Every Child Achieves is a provider that specializes in delivering services in the child’s natural environment. Traditionally this environment includes the child’s home, daycare, or local community center or park, etc. Every Child Achieves is considered a “home-based” provider not a “center-based” provider. Therefore, our locations are based on our coverage area capacity and not physical locations.
Why do early intervention services occur in the natural environment?
Evidence shows that children between the ages of birth to three can reach and exceed their developmental milestones when therapeutic services occur in the natural environment. “Many children perform better when they’re around familiar things. For young children with developmental delays or learning and thinking differences, this is even more important.” Part C of the Individuals with Disabilities Education Act (IDEA) is the reason specialists often come to you. It requires that infants and toddlers receive services in natural environments as much as possible. This is a legal requirement. In general, children must receive services in a setting or place that’s natural for an infant or toddler of the same age who does not have a disability. The natural setting may differ from one child to the next, based on family routines and the types of services needed. Service providers can offer services in other settings, too. But they may do this only when it’s not possible to do so in a natural environment.
A natural environment includes where your child lives and plays. But it’s more than just a place. It’s also a process. It includes things like these:
Settings such as:
• Your home or backyard
• A relative’s home
• A child-care site
• A park
Materials found in your child’s environment such as:
People such as:
• Brothers and sisters
Activities such as:

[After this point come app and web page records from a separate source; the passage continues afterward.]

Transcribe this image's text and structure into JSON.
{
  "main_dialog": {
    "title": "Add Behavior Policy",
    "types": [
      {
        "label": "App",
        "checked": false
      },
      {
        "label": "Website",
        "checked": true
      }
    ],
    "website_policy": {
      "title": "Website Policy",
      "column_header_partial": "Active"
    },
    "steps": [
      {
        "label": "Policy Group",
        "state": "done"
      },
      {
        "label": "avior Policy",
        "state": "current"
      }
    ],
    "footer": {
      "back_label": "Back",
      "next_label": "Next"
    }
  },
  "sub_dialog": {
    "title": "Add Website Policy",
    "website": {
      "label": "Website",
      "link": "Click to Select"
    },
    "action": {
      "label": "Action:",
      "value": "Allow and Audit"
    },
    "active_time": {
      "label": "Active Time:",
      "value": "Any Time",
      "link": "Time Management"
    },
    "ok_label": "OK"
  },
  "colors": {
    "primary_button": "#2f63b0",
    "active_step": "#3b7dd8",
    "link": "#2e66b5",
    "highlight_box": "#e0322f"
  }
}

• Eating snacks
• Bathing or dressing
• Walking the dog
• Going to the grocery store
• Celebrating holidays
Many children perform better when they’re around familiar things. For young children with developmental delays or learning and thinking differences, this is even more important. They are more likely to learn. Then they can get the very most out of early intervention services.
A natural environment may:
• Make it easier for your child to practice new skills without leaving home
• Allow him to stay engaged by doing things that interest him
• Allow a service provider to model behaviors for family members and peers
Working with a child in his natural environment removes one step in the learning process. It means he won’t need to figure out how to transfer what he’s practiced in a clinical setting to the place where he plays and lives.
Of course, having services available in your home and community can make a big difference to you, too. It means you don’t spend as much time traveling to appointments at multiple locations. And you may receive some “coaching” from the specialists as you go about your day.